In many ways, the concept of defensive programming is much like that of defensive driving, in that problems are considered before they arise. One common method for attempting to do this is through the creation of code that is meant to deal with any possible scenario thrown at it. Programmers typically try to determine ways in which users are likely to enter input or try to use software that may be outside of expected parameters. The use of defensive programming is built upon the foundation of the code itself, which is designed to be able to handle strange input without crashing or encountering an error event.
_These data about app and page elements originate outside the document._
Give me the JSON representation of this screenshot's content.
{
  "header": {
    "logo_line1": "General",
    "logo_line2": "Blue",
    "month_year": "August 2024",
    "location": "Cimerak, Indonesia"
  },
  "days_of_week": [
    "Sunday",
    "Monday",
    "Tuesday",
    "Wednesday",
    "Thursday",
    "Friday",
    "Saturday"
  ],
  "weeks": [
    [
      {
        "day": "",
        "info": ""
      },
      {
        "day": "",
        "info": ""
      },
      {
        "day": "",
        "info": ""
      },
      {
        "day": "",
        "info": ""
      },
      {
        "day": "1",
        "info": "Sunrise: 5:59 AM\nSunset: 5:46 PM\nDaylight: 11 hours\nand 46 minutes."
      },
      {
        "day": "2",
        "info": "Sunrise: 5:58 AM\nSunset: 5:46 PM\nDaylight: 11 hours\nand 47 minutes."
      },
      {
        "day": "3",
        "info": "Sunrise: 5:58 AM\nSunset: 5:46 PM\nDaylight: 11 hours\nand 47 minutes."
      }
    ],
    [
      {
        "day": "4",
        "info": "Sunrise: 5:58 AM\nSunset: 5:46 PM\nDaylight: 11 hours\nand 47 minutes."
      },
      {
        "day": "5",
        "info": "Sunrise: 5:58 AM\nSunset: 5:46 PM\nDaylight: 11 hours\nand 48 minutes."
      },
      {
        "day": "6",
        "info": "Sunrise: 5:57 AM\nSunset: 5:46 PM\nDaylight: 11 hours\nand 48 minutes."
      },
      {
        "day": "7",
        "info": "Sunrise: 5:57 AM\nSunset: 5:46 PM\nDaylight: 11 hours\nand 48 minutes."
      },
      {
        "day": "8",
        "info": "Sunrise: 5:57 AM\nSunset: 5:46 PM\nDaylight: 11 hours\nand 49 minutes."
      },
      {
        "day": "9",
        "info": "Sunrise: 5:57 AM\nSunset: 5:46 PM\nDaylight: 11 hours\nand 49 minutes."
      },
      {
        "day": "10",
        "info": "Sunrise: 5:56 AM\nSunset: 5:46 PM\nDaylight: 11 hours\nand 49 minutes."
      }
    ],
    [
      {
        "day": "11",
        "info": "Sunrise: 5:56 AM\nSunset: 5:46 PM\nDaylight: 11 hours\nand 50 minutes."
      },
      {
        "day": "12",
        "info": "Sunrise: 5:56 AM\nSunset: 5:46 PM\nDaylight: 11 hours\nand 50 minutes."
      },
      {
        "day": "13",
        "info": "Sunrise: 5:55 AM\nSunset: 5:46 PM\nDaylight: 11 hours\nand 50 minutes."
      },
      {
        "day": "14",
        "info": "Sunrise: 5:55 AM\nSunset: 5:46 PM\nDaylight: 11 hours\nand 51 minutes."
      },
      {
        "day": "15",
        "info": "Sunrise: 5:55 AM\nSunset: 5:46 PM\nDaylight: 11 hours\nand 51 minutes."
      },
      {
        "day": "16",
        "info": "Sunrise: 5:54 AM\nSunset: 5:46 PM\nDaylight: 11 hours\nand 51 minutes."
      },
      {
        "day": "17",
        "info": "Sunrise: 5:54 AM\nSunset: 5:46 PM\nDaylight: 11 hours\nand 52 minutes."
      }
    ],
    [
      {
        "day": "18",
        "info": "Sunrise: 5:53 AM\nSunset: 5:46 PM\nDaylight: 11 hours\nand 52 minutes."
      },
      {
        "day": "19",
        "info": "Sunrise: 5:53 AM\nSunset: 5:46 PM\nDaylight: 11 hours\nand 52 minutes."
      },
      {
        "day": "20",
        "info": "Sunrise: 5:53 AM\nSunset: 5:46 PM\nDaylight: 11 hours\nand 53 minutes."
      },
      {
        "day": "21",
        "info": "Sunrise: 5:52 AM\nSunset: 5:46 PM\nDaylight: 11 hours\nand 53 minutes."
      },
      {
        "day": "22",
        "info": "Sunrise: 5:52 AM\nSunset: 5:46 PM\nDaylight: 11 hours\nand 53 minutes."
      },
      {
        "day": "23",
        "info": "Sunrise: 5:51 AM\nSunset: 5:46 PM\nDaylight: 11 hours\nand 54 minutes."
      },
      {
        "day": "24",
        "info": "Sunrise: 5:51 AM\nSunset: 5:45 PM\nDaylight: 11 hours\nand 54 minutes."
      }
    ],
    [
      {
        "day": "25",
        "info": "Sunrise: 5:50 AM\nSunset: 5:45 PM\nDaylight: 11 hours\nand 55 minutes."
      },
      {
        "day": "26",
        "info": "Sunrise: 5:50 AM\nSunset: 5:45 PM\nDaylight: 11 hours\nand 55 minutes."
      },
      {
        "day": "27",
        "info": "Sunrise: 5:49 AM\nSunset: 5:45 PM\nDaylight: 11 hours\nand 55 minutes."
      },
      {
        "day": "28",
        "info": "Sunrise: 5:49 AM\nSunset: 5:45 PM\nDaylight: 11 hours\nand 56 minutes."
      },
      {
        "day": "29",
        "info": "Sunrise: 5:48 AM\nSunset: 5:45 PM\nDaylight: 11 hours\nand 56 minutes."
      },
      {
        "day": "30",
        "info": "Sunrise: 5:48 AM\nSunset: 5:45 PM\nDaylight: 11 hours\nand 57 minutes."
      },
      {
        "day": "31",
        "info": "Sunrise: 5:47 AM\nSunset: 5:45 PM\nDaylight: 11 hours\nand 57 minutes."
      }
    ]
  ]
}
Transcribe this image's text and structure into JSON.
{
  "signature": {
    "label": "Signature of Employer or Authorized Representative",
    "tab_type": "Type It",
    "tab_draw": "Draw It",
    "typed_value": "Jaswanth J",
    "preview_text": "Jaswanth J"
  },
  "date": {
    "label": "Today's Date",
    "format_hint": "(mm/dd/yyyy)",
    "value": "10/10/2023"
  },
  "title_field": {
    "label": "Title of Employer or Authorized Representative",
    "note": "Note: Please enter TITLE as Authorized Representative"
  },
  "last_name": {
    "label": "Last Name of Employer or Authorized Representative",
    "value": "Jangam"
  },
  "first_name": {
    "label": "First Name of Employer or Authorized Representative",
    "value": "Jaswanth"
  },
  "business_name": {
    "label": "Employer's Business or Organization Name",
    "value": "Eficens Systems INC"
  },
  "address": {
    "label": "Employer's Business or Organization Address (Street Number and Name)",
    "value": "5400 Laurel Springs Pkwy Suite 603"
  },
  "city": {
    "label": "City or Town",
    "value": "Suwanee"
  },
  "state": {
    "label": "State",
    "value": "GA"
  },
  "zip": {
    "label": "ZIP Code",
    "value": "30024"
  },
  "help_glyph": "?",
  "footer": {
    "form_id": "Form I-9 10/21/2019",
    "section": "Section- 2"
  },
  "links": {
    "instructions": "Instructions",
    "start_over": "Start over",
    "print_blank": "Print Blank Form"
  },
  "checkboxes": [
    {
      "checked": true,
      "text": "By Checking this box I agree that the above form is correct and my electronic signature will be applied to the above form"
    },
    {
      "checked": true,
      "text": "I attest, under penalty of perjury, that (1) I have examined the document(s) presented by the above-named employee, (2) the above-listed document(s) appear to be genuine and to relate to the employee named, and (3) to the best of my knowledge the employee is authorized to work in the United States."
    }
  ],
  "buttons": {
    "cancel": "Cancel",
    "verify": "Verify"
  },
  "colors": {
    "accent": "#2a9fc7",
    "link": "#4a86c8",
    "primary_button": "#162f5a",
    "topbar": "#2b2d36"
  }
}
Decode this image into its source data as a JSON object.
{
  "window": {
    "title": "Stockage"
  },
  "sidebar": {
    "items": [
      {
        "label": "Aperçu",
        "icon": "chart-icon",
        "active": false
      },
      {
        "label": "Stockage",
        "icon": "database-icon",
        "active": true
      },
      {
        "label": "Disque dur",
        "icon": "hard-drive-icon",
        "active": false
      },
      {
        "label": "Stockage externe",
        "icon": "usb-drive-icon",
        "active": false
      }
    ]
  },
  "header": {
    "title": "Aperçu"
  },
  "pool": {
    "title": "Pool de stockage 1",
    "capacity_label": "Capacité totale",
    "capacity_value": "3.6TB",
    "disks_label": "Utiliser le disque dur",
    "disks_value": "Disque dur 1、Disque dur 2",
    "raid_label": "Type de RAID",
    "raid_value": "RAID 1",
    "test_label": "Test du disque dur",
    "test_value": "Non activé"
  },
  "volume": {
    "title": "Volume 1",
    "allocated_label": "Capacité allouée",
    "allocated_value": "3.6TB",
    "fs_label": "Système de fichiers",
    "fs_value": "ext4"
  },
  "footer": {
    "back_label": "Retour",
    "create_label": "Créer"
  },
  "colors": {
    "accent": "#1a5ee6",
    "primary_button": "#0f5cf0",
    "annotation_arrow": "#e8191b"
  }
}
Seemingly in contrast with this element of defensive programming, however, well written code needs to be devoid of unnecessary entries. The more lines of code that are part of a program, the more opportunities there are for errors to be introduced. Defensive programming practices typically encourage developers to eliminate unnecessary code and streamline programs whenever possible. A balance must be struck, therefore, between programming that accounts for unexpected scenarios and code that contains too much unnecessary content without providing a benefit.
Testing is one of the most important aspects of defensive programming. Despite a great deal of effort put into ensuring code is perfect, developers almost always miss a mistake or create code with unexpected results. Thorough testing by professional testers allows a developer to have hundreds of hours of product use to find errors before software is released.
The code itself that is created in defensive programming is also a vital aspect of this process. Not only should it be streamlined as much as possible, but it should also be presented in a way that is clear and concise. Audits are often used by a developer to review code that has been created. This allows other programmers to see the work that has been done, and readable code is important for this to be a realistic part of development.